On Sunday morning the president held a teleconference from Camp David discussing recovery plans with Vice President Pence and cabinet members. "We want to do it better than ever before", Trump said of the federal response during a meeting with local, state and federal officials.

Rep. Clay Higgins, R-La., will also join efforts to get disaster funds if Louisiana needs it, said Andrew David, a spokesman for the congressman. He added that some 30,000 people were likely to wind up in temporary shelters, a "very heavy lift".

It's not clear whether Congress will go along with the president's proposed cuts to long-term FEMA programs. "This has allowed the bands of storms to move over the same areas over and over".

In addition to his proposed budget cuts, Trump announced an executive order on August 16 rolling back an Obama-era rule that new public infrastructure projects be designed with climate change, specifically rising sea levels and flood risk, in mind.
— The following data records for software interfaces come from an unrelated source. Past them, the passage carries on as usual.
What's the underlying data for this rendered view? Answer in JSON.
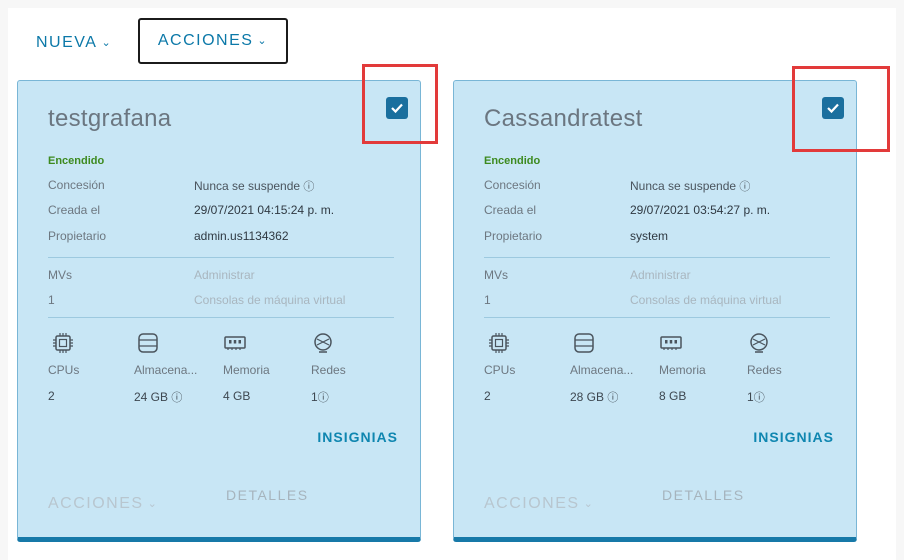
{
  "toolbar": {
    "nueva_label": "NUEVA",
    "acciones_label": "ACCIONES"
  },
  "cards": [
    {
      "name": "testgrafana",
      "checked": true,
      "status": "Encendido",
      "concesion_label": "Concesión",
      "concesion_value": "Nunca se suspende",
      "creada_label": "Creada el",
      "creada_value": "29/07/2021 04:15:24 p. m.",
      "propietario_label": "Propietario",
      "propietario_value": "admin.us1134362",
      "mvs_label": "MVs",
      "mvs_value": "1",
      "administrar_label": "Administrar",
      "consolas_label": "Consolas de máquina virtual",
      "cpus_label": "CPUs",
      "cpus_value": "2",
      "almacenamiento_label": "Almacena...",
      "almacenamiento_value": "24 GB",
      "memoria_label": "Memoria",
      "memoria_value": "4 GB",
      "redes_label": "Redes",
      "redes_value": "1",
      "insignias_label": "INSIGNIAS",
      "acciones_label": "ACCIONES",
      "detalles_label": "DETALLES"
    },
    {
      "name": "Cassandratest",
      "checked": true,
      "status": "Encendido",
      "concesion_label": "Concesión",
      "concesion_value": "Nunca se suspende",
      "creada_label": "Creada el",
      "creada_value": "29/07/2021 03:54:27 p. m.",
      "propietario_label": "Propietario",
      "propietario_value": "system",
      "mvs_label": "MVs",
      "mvs_value": "1",
      "administrar_label": "Administrar",
      "consolas_label": "Consolas de máquina virtual",
      "cpus_label": "CPUs",
      "cpus_value": "2",
      "almacenamiento_label": "Almacena...",
      "almacenamiento_value": "28 GB",
      "memoria_label": "Memoria",
      "memoria_value": "8 GB",
      "redes_label": "Redes",
      "redes_value": "1",
      "insignias_label": "INSIGNIAS",
      "acciones_label": "ACCIONES",
      "detalles_label": "DETALLES"
    }
  ],
  "colors": {
    "accent": "#0b78a8",
    "card_bg": "#c8e6f5",
    "status_on": "#3d8a1f",
    "highlight": "#e23a3a"
  }
}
Denounced by environmental groups as "climate science denial", Trump and business advocates considered the rules unnecessarily burdensome and costly.